The following entries should be restated word for word, pictures excluded.
Data to use Start Marker
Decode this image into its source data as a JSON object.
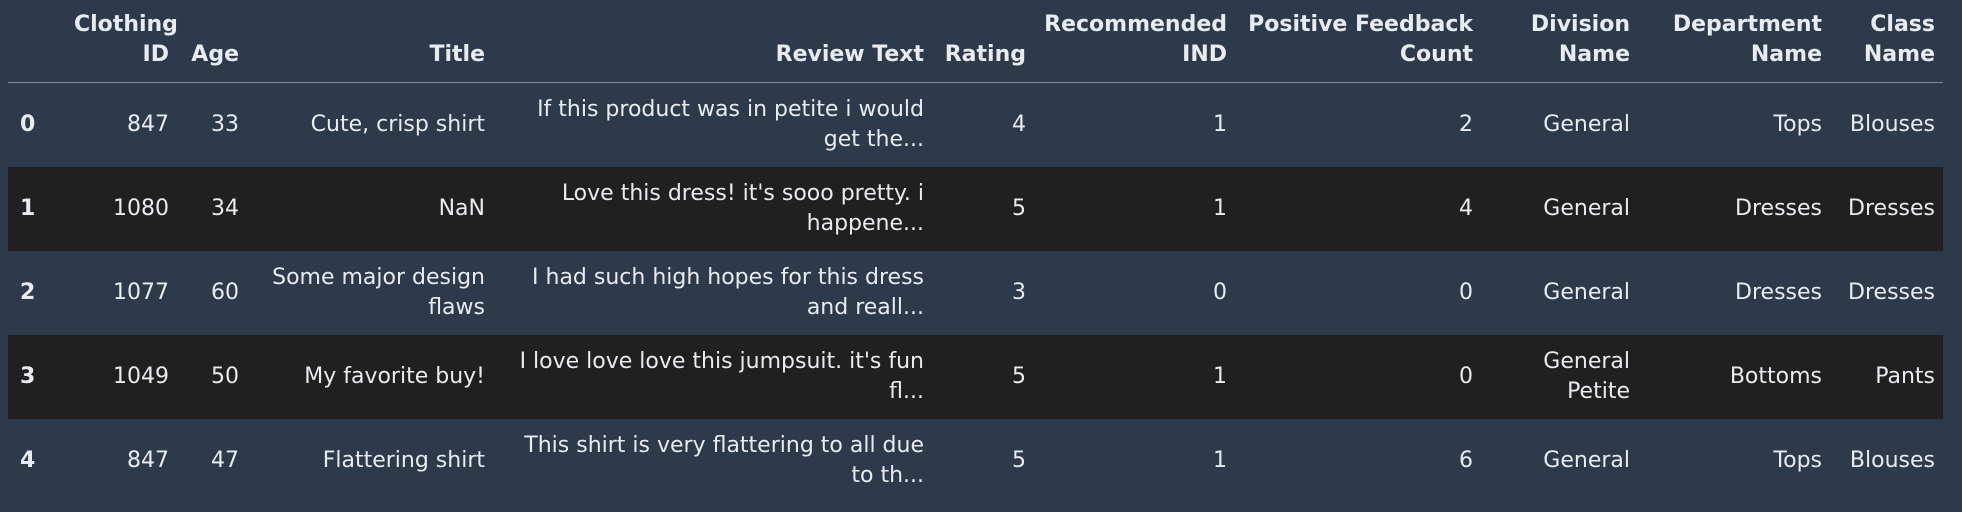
{
  "table": {
    "columns": [
      "",
      "Clothing ID",
      "Age",
      "Title",
      "Review Text",
      "Rating",
      "Recommended IND",
      "Positive Feedback Count",
      "Division Name",
      "Department Name",
      "Class Name"
    ],
    "rows": [
      {
        "index": "0",
        "clothing_id": "847",
        "age": "33",
        "title": "Cute, crisp shirt",
        "review_text": "If this product was in petite i would get the...",
        "rating": "4",
        "recommended_ind": "1",
        "positive_feedback_count": "2",
        "division_name": "General",
        "department_name": "Tops",
        "class_name": "Blouses"
      },
      {
        "index": "1",
        "clothing_id": "1080",
        "age": "34",
        "title": "NaN",
        "review_text": "Love this dress! it's sooo pretty. i happene...",
        "rating": "5",
        "recommended_ind": "1",
        "positive_feedback_count": "4",
        "division_name": "General",
        "department_name": "Dresses",
        "class_name": "Dresses"
      },
      {
        "index": "2",
        "clothing_id": "1077",
        "age": "60",
        "title": "Some major design flaws",
        "review_text": "I had such high hopes for this dress and reall...",
        "rating": "3",
        "recommended_ind": "0",
        "positive_feedback_count": "0",
        "division_name": "General",
        "department_name": "Dresses",
        "class_name": "Dresses"
      },
      {
        "index": "3",
        "clothing_id": "1049",
        "age": "50",
        "title": "My favorite buy!",
        "review_text": "I love love love this jumpsuit. it's fun fl...",
        "rating": "5",
        "recommended_ind": "1",
        "positive_feedback_count": "0",
        "division_name": "General Petite",
        "department_name": "Bottoms",
        "class_name": "Pants"
      },
      {
        "index": "4",
        "clothing_id": "847",
        "age": "47",
        "title": "Flattering shirt",
        "review_text": "This shirt is very flattering to all due to th...",
        "rating": "5",
        "recommended_ind": "1",
        "positive_feedback_count": "6",
        "division_name": "General",
        "department_name": "Tops",
        "class_name": "Blouses"
      }
    ]
  },
  "colors": {
    "background": "#2d3a4b",
    "alt_row": "#202020",
    "text": "#e8ebef",
    "header_rule": "#7f8a97"
  }
}
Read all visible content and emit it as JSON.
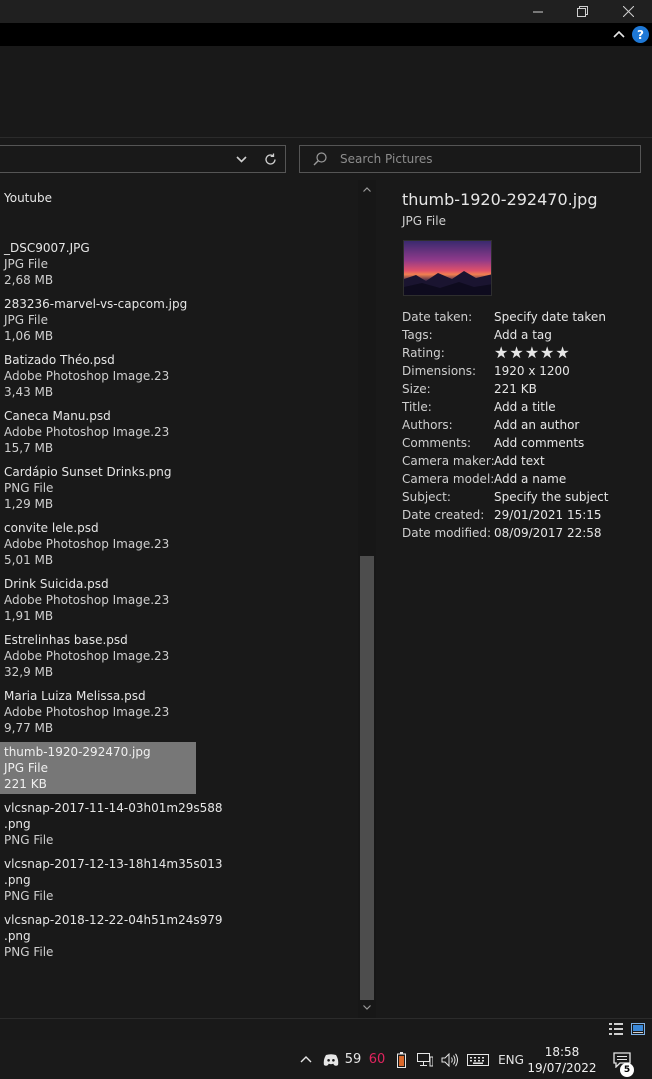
{
  "search": {
    "placeholder": "Search Pictures"
  },
  "file_list": {
    "group_header": "Youtube",
    "items": [
      {
        "name": "_DSC9007.JPG",
        "type": "JPG File",
        "size": "2,68 MB"
      },
      {
        "name": "283236-marvel-vs-capcom.jpg",
        "type": "JPG File",
        "size": "1,06 MB"
      },
      {
        "name": "Batizado Théo.psd",
        "type": "Adobe Photoshop Image.23",
        "size": "3,43 MB"
      },
      {
        "name": "Caneca Manu.psd",
        "type": "Adobe Photoshop Image.23",
        "size": "15,7 MB"
      },
      {
        "name": "Cardápio Sunset Drinks.png",
        "type": "PNG File",
        "size": "1,29 MB"
      },
      {
        "name": "convite lele.psd",
        "type": "Adobe Photoshop Image.23",
        "size": "5,01 MB"
      },
      {
        "name": "Drink Suicida.psd",
        "type": "Adobe Photoshop Image.23",
        "size": "1,91 MB"
      },
      {
        "name": "Estrelinhas base.psd",
        "type": "Adobe Photoshop Image.23",
        "size": "32,9 MB"
      },
      {
        "name": "Maria Luiza Melissa.psd",
        "type": "Adobe Photoshop Image.23",
        "size": "9,77 MB"
      },
      {
        "name": "thumb-1920-292470.jpg",
        "type": "JPG File",
        "size": "221 KB",
        "selected": true
      },
      {
        "name": "vlcsnap-2017-11-14-03h01m29s588",
        "name2": ".png",
        "type": "PNG File"
      },
      {
        "name": "vlcsnap-2017-12-13-18h14m35s013",
        "name2": ".png",
        "type": "PNG File"
      },
      {
        "name": "vlcsnap-2018-12-22-04h51m24s979",
        "name2": ".png",
        "type": "PNG File"
      }
    ]
  },
  "details": {
    "title": "thumb-1920-292470.jpg",
    "type": "JPG File",
    "rating_stars": 0,
    "properties": [
      {
        "label": "Date taken:",
        "value": "Specify date taken"
      },
      {
        "label": "Tags:",
        "value": "Add a tag"
      },
      {
        "label": "Rating:",
        "value": ""
      },
      {
        "label": "Dimensions:",
        "value": "1920 x 1200"
      },
      {
        "label": "Size:",
        "value": "221 KB"
      },
      {
        "label": "Title:",
        "value": "Add a title"
      },
      {
        "label": "Authors:",
        "value": "Add an author"
      },
      {
        "label": "Comments:",
        "value": "Add comments"
      },
      {
        "label": "Camera maker:",
        "value": "Add text"
      },
      {
        "label": "Camera model:",
        "value": "Add a name"
      },
      {
        "label": "Subject:",
        "value": "Specify the subject"
      },
      {
        "label": "Date created:",
        "value": "29/01/2021 15:15"
      },
      {
        "label": "Date modified:",
        "value": "08/09/2017 22:58"
      }
    ]
  },
  "taskbar": {
    "tray_num_1": "59",
    "tray_num_2": "60",
    "tray_num_2_color": "#e0245e",
    "language": "ENG",
    "time": "18:58",
    "date": "19/07/2022",
    "notification_count": "5"
  },
  "colors": {
    "selection": "#777777",
    "background": "#191919",
    "accent_help": "#1e78d6"
  }
}
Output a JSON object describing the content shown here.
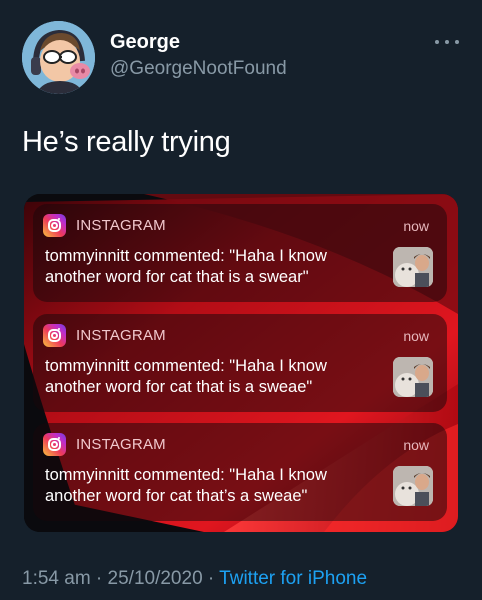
{
  "author": {
    "display_name": "George",
    "handle": "@GeorgeNootFound"
  },
  "tweet": {
    "text": "He’s really trying"
  },
  "notifications": [
    {
      "app": "INSTAGRAM",
      "time": "now",
      "message": "tommyinnitt commented: \"Haha I know another word for cat that is a swear\""
    },
    {
      "app": "INSTAGRAM",
      "time": "now",
      "message": "tommyinnitt commented: \"Haha I know another word for cat that is a sweae\""
    },
    {
      "app": "INSTAGRAM",
      "time": "now",
      "message": "tommyinnitt commented: \"Haha I know another word for cat that’s a sweae\""
    }
  ],
  "footer": {
    "timestamp": "1:54 am · 25/10/2020 · ",
    "source": "Twitter for iPhone"
  },
  "icons": {
    "more": "more-dots-icon",
    "app": "instagram-icon"
  },
  "colors": {
    "background": "#15202b",
    "secondary_text": "#8899a6",
    "link": "#1da1f2"
  }
}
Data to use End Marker
**Completed exercise**
Decode this image into its source data as a JSON object.
{
  "table": {
    "columns": [
      "",
      "Clothing ID",
      "Age",
      "Title",
      "Review Text",
      "Rating",
      "Recommended IND",
      "Positive Feedback Count",
      "Division Name",
      "Department Name",
      "Class Name"
    ],
    "rows": [
      {
        "index": "0",
        "clothing_id": "847",
        "age": "33",
        "title": "Cute, crisp shirt",
        "review_text": "If this product was in petite i would get the...",
        "rating": "4",
        "recommended_ind": "1",
        "positive_feedback_count": "2",
        "division_name": "General",
        "department_name": "Tops",
        "class_name": "Blouses"
      },
      {
        "index": "1",
        "clothing_id": "1080",
        "age": "34",
        "title": "NaN",
        "review_text": "Love this dress! it's sooo pretty. i happene...",
        "rating": "5",
        "recommended_ind": "1",
        "positive_feedback_count": "4",
        "division_name": "General",
        "department_name": "Dresses",
        "class_name": "Dresses"
      },
      {
        "index": "2",
        "clothing_id": "1077",
        "age": "60",
        "title": "Some major design flaws",
        "review_text": "I had such high hopes for this dress and reall...",
        "rating": "3",
        "recommended_ind": "0",
        "positive_feedback_count": "0",
        "division_name": "General",
        "department_name": "Dresses",
        "class_name": "Dresses"
      },
      {
        "index": "3",
        "clothing_id": "1049",
        "age": "50",
        "title": "My favorite buy!",
        "review_text": "I love love love this jumpsuit. it's fun fl...",
        "rating": "5",
        "recommended_ind": "1",
        "positive_feedback_count": "0",
        "division_name": "General Petite",
        "department_name": "Bottoms",
        "class_name": "Pants"
      },
      {
        "index": "4",
        "clothing_id": "847",
        "age": "47",
        "title": "Flattering shirt",
        "review_text": "This shirt is very flattering to all due to th...",
        "rating": "5",
        "recommended_ind": "1",
        "positive_feedback_count": "6",
        "division_name": "General",
        "department_name": "Tops",
        "class_name": "Blouses"
      }
    ]
  },
  "colors": {
    "background": "#2d3a4b",
    "alt_row": "#202020",
    "text": "#e8ebef",
    "header_rule": "#7f8a97"
  }
}
Read all visible content and emit it as JSON.
{
  "search": {
    "placeholder": "Search Pictures"
  },
  "file_list": {
    "group_header": "Youtube",
    "items": [
      {
        "name": "_DSC9007.JPG",
        "type": "JPG File",
        "size": "2,68 MB"
      },
      {
        "name": "283236-marvel-vs-capcom.jpg",
        "type": "JPG File",
        "size": "1,06 MB"
      },
      {
        "name": "Batizado Théo.psd",
        "type": "Adobe Photoshop Image.23",
        "size": "3,43 MB"
      },
      {
        "name": "Caneca Manu.psd",
        "type": "Adobe Photoshop Image.23",
        "size": "15,7 MB"
      },
      {
        "name": "Cardápio Sunset Drinks.png",
        "type": "PNG File",
        "size": "1,29 MB"
      },
      {
        "name": "convite lele.psd",
        "type": "Adobe Photoshop Image.23",
        "size": "5,01 MB"
      },
      {
        "name": "Drink Suicida.psd",
        "type": "Adobe Photoshop Image.23",
        "size": "1,91 MB"
      },
      {
        "name": "Estrelinhas base.psd",
        "type": "Adobe Photoshop Image.23",
        "size": "32,9 MB"
      },
      {
        "name": "Maria Luiza Melissa.psd",
        "type": "Adobe Photoshop Image.23",
        "size": "9,77 MB"
      },
      {
        "name": "thumb-1920-292470.jpg",
        "type": "JPG File",
        "size": "221 KB",
        "selected": true
      },
      {
        "name": "vlcsnap-2017-11-14-03h01m29s588",
        "name2": ".png",
        "type": "PNG File"
      },
      {
        "name": "vlcsnap-2017-12-13-18h14m35s013",
        "name2": ".png",
        "type": "PNG File"
      },
      {
        "name": "vlcsnap-2018-12-22-04h51m24s979",
        "name2": ".png",
        "type": "PNG File"
      }
    ]
  },
  "details": {
    "title": "thumb-1920-292470.jpg",
    "type": "JPG File",
    "rating_stars": 0,
    "properties": [
      {
        "label": "Date taken:",
        "value": "Specify date taken"
      },
      {
        "label": "Tags:",
        "value": "Add a tag"
      },
      {
        "label": "Rating:",
        "value": ""
      },
      {
        "label": "Dimensions:",
        "value": "1920 x 1200"
      },
      {
        "label": "Size:",
        "value": "221 KB"
      },
      {
        "label": "Title:",
        "value": "Add a title"
      },
      {
        "label": "Authors:",
        "value": "Add an author"
      },
      {
        "label": "Comments:",
        "value": "Add comments"
      },
      {
        "label": "Camera maker:",
        "value": "Add text"
      },
      {
        "label": "Camera model:",
        "value": "Add a name"
      },
      {
        "label": "Subject:",
        "value": "Specify the subject"
      },
      {
        "label": "Date created:",
        "value": "29/01/2021 15:15"
      },
      {
        "label": "Date modified:",
        "value": "08/09/2017 22:58"
      }
    ]
  },
  "taskbar": {
    "tray_num_1": "59",
    "tray_num_2": "60",
    "tray_num_2_color": "#e0245e",
    "language": "ENG",
    "time": "18:58",
    "date": "19/07/2022",
    "notification_count": "5"
  },
  "colors": {
    "selection": "#777777",
    "background": "#191919",
    "accent_help": "#1e78d6"
  }
}
Output a JSON object describing the content shown here.
{
  "author": {
    "display_name": "George",
    "handle": "@GeorgeNootFound"
  },
  "tweet": {
    "text": "He’s really trying"
  },
  "notifications": [
    {
      "app": "INSTAGRAM",
      "time": "now",
      "message": "tommyinnitt commented: \"Haha I know another word for cat that is a swear\""
    },
    {
      "app": "INSTAGRAM",
      "time": "now",
      "message": "tommyinnitt commented: \"Haha I know another word for cat that is a sweae\""
    },
    {
      "app": "INSTAGRAM",
      "time": "now",
      "message": "tommyinnitt commented: \"Haha I know another word for cat that’s a sweae\""
    }
  ],
  "footer": {
    "timestamp": "1:54 am · 25/10/2020 · ",
    "source": "Twitter for iPhone"
  },
  "icons": {
    "more": "more-dots-icon",
    "app": "instagram-icon"
  },
  "colors": {
    "background": "#15202b",
    "secondary_text": "#8899a6",
    "link": "#1da1f2"
  }
}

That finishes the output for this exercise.